• **TASK TO COMPLETE**
Please copy the material under this line exactly, keeping every line.

• **GIVEN DATA**
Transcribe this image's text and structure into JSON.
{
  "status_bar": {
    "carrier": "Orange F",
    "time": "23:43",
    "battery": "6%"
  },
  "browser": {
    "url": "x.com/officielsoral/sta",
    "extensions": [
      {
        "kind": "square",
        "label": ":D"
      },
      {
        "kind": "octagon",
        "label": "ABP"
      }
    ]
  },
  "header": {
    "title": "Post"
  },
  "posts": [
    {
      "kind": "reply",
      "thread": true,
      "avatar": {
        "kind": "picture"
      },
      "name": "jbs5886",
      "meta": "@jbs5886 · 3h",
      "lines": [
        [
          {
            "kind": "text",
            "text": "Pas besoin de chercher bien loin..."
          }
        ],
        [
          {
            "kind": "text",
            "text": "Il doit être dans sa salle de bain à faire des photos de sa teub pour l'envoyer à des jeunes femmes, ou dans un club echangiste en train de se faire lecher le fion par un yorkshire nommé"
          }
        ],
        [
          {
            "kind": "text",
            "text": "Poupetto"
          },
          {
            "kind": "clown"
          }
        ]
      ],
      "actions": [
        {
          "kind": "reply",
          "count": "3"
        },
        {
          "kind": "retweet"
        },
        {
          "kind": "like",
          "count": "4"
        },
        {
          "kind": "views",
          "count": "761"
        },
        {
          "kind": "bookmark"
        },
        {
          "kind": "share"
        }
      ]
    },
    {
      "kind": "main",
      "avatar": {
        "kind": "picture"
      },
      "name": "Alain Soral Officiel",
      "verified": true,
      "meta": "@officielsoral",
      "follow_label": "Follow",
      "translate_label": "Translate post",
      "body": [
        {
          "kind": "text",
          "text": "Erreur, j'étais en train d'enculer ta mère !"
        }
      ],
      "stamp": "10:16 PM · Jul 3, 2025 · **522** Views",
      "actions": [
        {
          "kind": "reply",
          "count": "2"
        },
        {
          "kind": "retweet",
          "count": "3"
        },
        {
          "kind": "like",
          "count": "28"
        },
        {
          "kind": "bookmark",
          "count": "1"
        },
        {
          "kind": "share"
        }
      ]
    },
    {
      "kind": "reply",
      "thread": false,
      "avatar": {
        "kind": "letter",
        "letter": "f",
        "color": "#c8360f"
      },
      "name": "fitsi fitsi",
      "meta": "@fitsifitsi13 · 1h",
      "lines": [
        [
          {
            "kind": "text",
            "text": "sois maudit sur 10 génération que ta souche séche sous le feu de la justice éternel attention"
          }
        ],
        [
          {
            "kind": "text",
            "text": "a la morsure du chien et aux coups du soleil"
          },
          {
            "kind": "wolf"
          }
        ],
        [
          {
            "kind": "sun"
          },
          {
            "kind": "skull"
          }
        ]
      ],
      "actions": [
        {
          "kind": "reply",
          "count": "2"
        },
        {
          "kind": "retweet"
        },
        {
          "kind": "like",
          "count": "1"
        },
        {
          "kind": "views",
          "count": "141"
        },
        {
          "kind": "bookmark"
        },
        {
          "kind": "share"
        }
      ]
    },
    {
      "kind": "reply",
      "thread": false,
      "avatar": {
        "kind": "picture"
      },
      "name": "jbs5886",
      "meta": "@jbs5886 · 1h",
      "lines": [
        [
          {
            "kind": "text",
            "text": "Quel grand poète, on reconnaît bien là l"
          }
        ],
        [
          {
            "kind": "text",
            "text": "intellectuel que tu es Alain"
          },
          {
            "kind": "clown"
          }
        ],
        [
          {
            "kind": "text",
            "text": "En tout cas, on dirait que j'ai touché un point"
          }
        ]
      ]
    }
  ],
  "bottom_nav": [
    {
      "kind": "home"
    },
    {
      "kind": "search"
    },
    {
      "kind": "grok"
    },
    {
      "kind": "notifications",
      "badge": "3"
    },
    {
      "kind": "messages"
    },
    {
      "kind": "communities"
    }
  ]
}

• **OUTPUT FOR THIS EXERCISE**
Transcribe this image's text and structure into JSON.
{
  "status_bar": {
    "carrier": "Orange F",
    "time": "23:43",
    "battery": "6%"
  },
  "browser": {
    "url": "x.com/officielsoral/sta",
    "extensions": [
      {
        "kind": "square",
        "label": ":D"
      },
      {
        "kind": "octagon",
        "label": "ABP"
      }
    ]
  },
  "header": {
    "title": "Post"
  },
  "posts": [
    {
      "kind": "reply",
      "thread": true,
      "avatar": {
        "kind": "picture"
      },
      "name": "jbs5886",
      "meta": "@jbs5886 · 3h",
      "lines": [
        [
          {
            "kind": "text",
            "text": "Pas besoin de chercher bien loin..."
          }
        ],
        [
          {
            "kind": "text",
            "text": "Il doit être dans sa salle de bain à faire des photos de sa teub pour l'envoyer à des jeunes femmes, ou dans un club echangiste en train de se faire lecher le fion par un yorkshire nommé"
          }
        ],
        [
          {
            "kind": "text",
            "text": "Poupetto"
          },
          {
            "kind": "clown"
          }
        ]
      ],
      "actions": [
        {
          "kind": "reply",
          "count": "3"
        },
        {
          "kind": "retweet"
        },
        {
          "kind": "like",
          "count": "4"
        },
        {
          "kind": "views",
          "count": "761"
        },
        {
          "kind": "bookmark"
        },
        {
          "kind": "share"
        }
      ]
    },
    {
      "kind": "main",
      "avatar": {
        "kind": "picture"
      },
      "name": "Alain Soral Officiel",
      "verified": true,
      "meta": "@officielsoral",
      "follow_label": "Follow",
      "translate_label": "Translate post",
      "body": [
        {
          "kind": "text",
          "text": "Erreur, j'étais en train d'enculer ta mère !"
        }
      ],
      "stamp": "10:16 PM · Jul 3, 2025 · **522** Views",
      "actions": [
        {
          "kind": "reply",
          "count": "2"
        },
        {
          "kind": "retweet",
          "count": "3"
        },
        {
          "kind": "like",
          "count": "28"
        },
        {
          "kind": "bookmark",
          "count": "1"
        },
        {
          "kind": "share"
        }
      ]
    },
    {
      "kind": "reply",
      "thread": false,
      "avatar": {
        "kind": "letter",
        "letter": "f",
        "color": "#c8360f"
      },
      "name": "fitsi fitsi",
      "meta": "@fitsifitsi13 · 1h",
      "lines": [
        [
          {
            "kind": "text",
            "text": "sois maudit sur 10 génération que ta souche séche sous le feu de la justice éternel attention"
          }
        ],
        [
          {
            "kind": "text",
            "text": "a la morsure du chien et aux coups du soleil"
          },
          {
            "kind": "wolf"
          }
        ],
        [
          {
            "kind": "sun"
          },
          {
            "kind": "skull"
          }
        ]
      ],
      "actions": [
        {
          "kind": "reply",
          "count": "2"
        },
        {
          "kind": "retweet"
        },
        {
          "kind": "like",
          "count": "1"
        },
        {
          "kind": "views",
          "count": "141"
        },
        {
          "kind": "bookmark"
        },
        {
          "kind": "share"
        }
      ]
    },
    {
      "kind": "reply",
      "thread": false,
      "avatar": {
        "kind": "picture"
      },
      "name": "jbs5886",
      "meta": "@jbs5886 · 1h",
      "lines": [
        [
          {
            "kind": "text",
            "text": "Quel grand poète, on reconnaît bien là l"
          }
        ],
        [
          {
            "kind": "text",
            "text": "intellectuel que tu es Alain"
          },
          {
            "kind": "clown"
          }
        ],
        [
          {
            "kind": "text",
            "text": "En tout cas, on dirait que j'ai touché un point"
          }
        ]
      ]
    }
  ],
  "bottom_nav": [
    {
      "kind": "home"
    },
    {
      "kind": "search"
    },
    {
      "kind": "grok"
    },
    {
      "kind": "notifications",
      "badge": "3"
    },
    {
      "kind": "messages"
    },
    {
      "kind": "communities"
    }
  ]
}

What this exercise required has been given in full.